How can we communicate more effectively?
In his book, Transformational Culture (2021) David Liddle highlights that the ability to communicate with care, compassion and understanding is a key enabler to delivering a transformational culture. Helpfully he lists the following communications behaviours to guide leaders to deliver on this:
- Communicate in a way that allows the other person to hear and understand what you are saying with the aim of avoiding attacking, blaming or judging each other.
- Be open, honest and authentic. This may require us to show our vulnerabilities and rely on being courageous enough to do this.
- Ask a wide variety of open questions to seek out clarification and meaning.
- Listen to understand, not to defend.
- Build empathy and work on the ability to put yourself in the other persons shoes.

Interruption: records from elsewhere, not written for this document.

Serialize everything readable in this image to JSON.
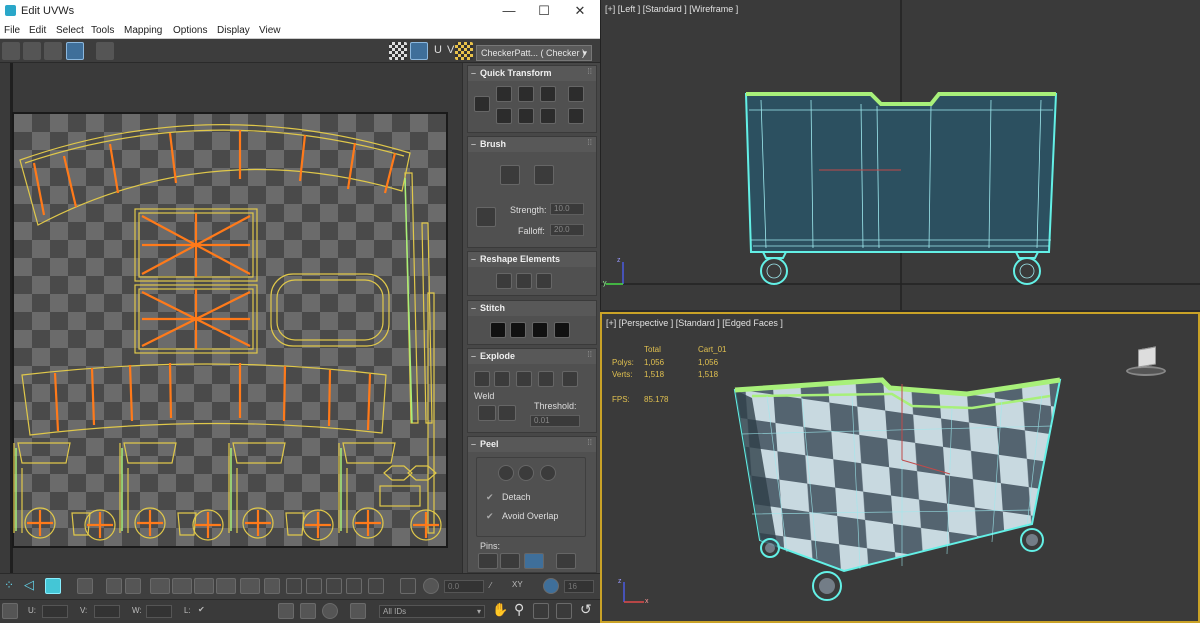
{
  "window": {
    "title": "Edit UVWs",
    "minimize": "—",
    "maximize": "☐",
    "close": "✕"
  },
  "menu": [
    "File",
    "Edit",
    "Select",
    "Tools",
    "Mapping",
    "Options",
    "Display",
    "View"
  ],
  "toolbar": {
    "uv_label": "U V",
    "texture_dropdown": "CheckerPatt... ( Checker )"
  },
  "rollouts": {
    "quick_transform": "Quick Transform",
    "brush": {
      "title": "Brush",
      "strength_label": "Strength:",
      "strength_value": "10.0",
      "falloff_label": "Falloff:",
      "falloff_value": "20.0"
    },
    "reshape": "Reshape Elements",
    "stitch": "Stitch",
    "explode": {
      "title": "Explode",
      "weld_label": "Weld",
      "threshold_label": "Threshold:",
      "threshold_value": "0.01"
    },
    "peel": {
      "title": "Peel",
      "detach": "Detach",
      "avoid_overlap": "Avoid Overlap",
      "pins_label": "Pins:"
    }
  },
  "bottom": {
    "angle_value": "0.0",
    "xy_label": "XY",
    "grid_value": "16",
    "u_label": "U:",
    "v_label": "V:",
    "w_label": "W:",
    "l_label": "L:",
    "ids_dropdown": "All IDs"
  },
  "viewport_left": {
    "label": "[+] [Left ] [Standard ] [Wireframe ]",
    "axis_z": "z",
    "axis_y": "y"
  },
  "viewport_persp": {
    "label": "[+] [Perspective ] [Standard ] [Edged Faces ]",
    "stats": {
      "col_total": "Total",
      "col_obj": "Cart_01",
      "polys_label": "Polys:",
      "polys_total": "1,056",
      "polys_obj": "1,056",
      "verts_label": "Verts:",
      "verts_total": "1,518",
      "verts_obj": "1,518",
      "fps_label": "FPS:",
      "fps_value": "85.178"
    },
    "axis_z": "z",
    "axis_x": "x"
  },
  "colors": {
    "uv_edge": "#e0c84a",
    "uv_seam": "#ff7a1a",
    "selection": "#63f0e6",
    "highlight": "#a8f07a",
    "active_border": "#c9a227"
  }
}
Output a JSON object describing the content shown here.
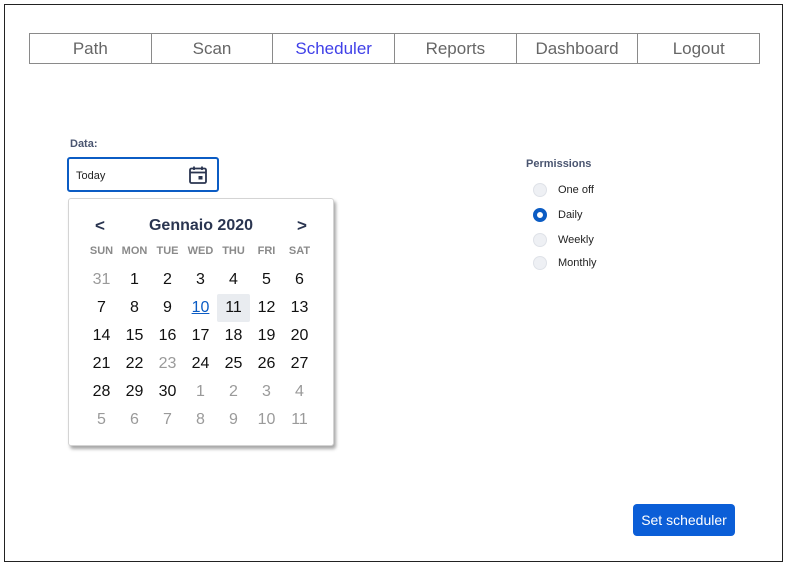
{
  "nav": {
    "items": [
      "Path",
      "Scan",
      "Scheduler",
      "Reports",
      "Dashboard",
      "Logout"
    ],
    "active": "Scheduler"
  },
  "date_field": {
    "label": "Data:",
    "value": "Today",
    "icon": "calendar-icon"
  },
  "calendar": {
    "prev": "<",
    "next": ">",
    "month_title": "Gennaio 2020",
    "weekdays": [
      "SUN",
      "MON",
      "TUE",
      "WED",
      "THU",
      "FRI",
      "SAT"
    ],
    "days": [
      {
        "d": "31",
        "m": true
      },
      {
        "d": "1"
      },
      {
        "d": "2"
      },
      {
        "d": "3"
      },
      {
        "d": "4"
      },
      {
        "d": "5"
      },
      {
        "d": "6"
      },
      {
        "d": "7"
      },
      {
        "d": "8"
      },
      {
        "d": "9"
      },
      {
        "d": "10",
        "today": true
      },
      {
        "d": "11",
        "sel": true
      },
      {
        "d": "12"
      },
      {
        "d": "13"
      },
      {
        "d": "14"
      },
      {
        "d": "15"
      },
      {
        "d": "16"
      },
      {
        "d": "17"
      },
      {
        "d": "18"
      },
      {
        "d": "19"
      },
      {
        "d": "20"
      },
      {
        "d": "21"
      },
      {
        "d": "22"
      },
      {
        "d": "23",
        "m": true
      },
      {
        "d": "24"
      },
      {
        "d": "25"
      },
      {
        "d": "26"
      },
      {
        "d": "27"
      },
      {
        "d": "28"
      },
      {
        "d": "29"
      },
      {
        "d": "30"
      },
      {
        "d": "1",
        "m": true
      },
      {
        "d": "2",
        "m": true
      },
      {
        "d": "3",
        "m": true
      },
      {
        "d": "4",
        "m": true
      },
      {
        "d": "5",
        "m": true
      },
      {
        "d": "6",
        "m": true
      },
      {
        "d": "7",
        "m": true
      },
      {
        "d": "8",
        "m": true
      },
      {
        "d": "9",
        "m": true
      },
      {
        "d": "10",
        "m": true
      },
      {
        "d": "11",
        "m": true
      }
    ]
  },
  "permissions": {
    "label": "Permissions",
    "options": [
      "One off",
      "Daily",
      "Weekly",
      "Monthly"
    ],
    "selected": "Daily"
  },
  "action": {
    "set_label": "Set scheduler"
  },
  "colors": {
    "accent": "#0b5cc4",
    "nav_active": "#4040e8",
    "button_bg": "#0b5ed7"
  }
}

- Respond to what you are hearing and avoid reacting to what we think is being said.
Crucially several of these points are essentially about listening which always reminds me of the wonderful old phrase: I wonder how many of us view conversation as a competitive sport in which the first person to draw breath is declared the listener? And I wonder how many organisations see communication as a simple process of transmission and forget the importance of listening to ensure understanding?
Listening is just as important as talking
We are often told to employ active listening to help us in this often-overlooked skill, but this is not always provided with advice about how to do it. Perhaps the most effective way to improve your ability to listen is to pay attention to what psychologist’s call ‘attending behaviours’ both in a physical and psychological sense. Physical attending involves you as the listener adopting an attitude of involvement and showing the speaker that you are with her just by your physical attitude or posture. Examples of this are:
- Facing the speaker squarely
- Maintaining good eye contact
- Keeping an open posture
- Leaning towards the speaker
- Remaining relatively relaxed
However, it is one thing to be aware of what is involved but another to put it into practice and concentrating on a single point for a period and judging your reactions in comparison to previous behaviour will help ensure you can behave in an authentic and attentive way.
Psychological attending involves not only listening to what the speaker says but also focussing on her non-verbal behaviour. How it is being said through facial expressions, body posture, use of hands and other physical indicators. And concentrating on:
- What is being said
- Listen for the central theme rather than the facts
- Keep an open mind
- Think ahead
- Analyse and evaluate
- Don’t interrupt
- How it is being said
- Interpret tone of voice
- Evaluate the non-verbal signs
- What is not being said
- Ask the right questions to ensure you hear the full story.
To be open-minded and curious enough to listen for these things demands something which many people find exceedingly difficult: not interrupting! The single act of not interrupting is likely to reap its reward in your ability to listen and understand.
This active approach is not easy. But the transformational effect will pay huge rewards for you, the person you are communicating with and for your organisation.
Mark Lovatt: Interim Head of Leadership Development at The TCM Group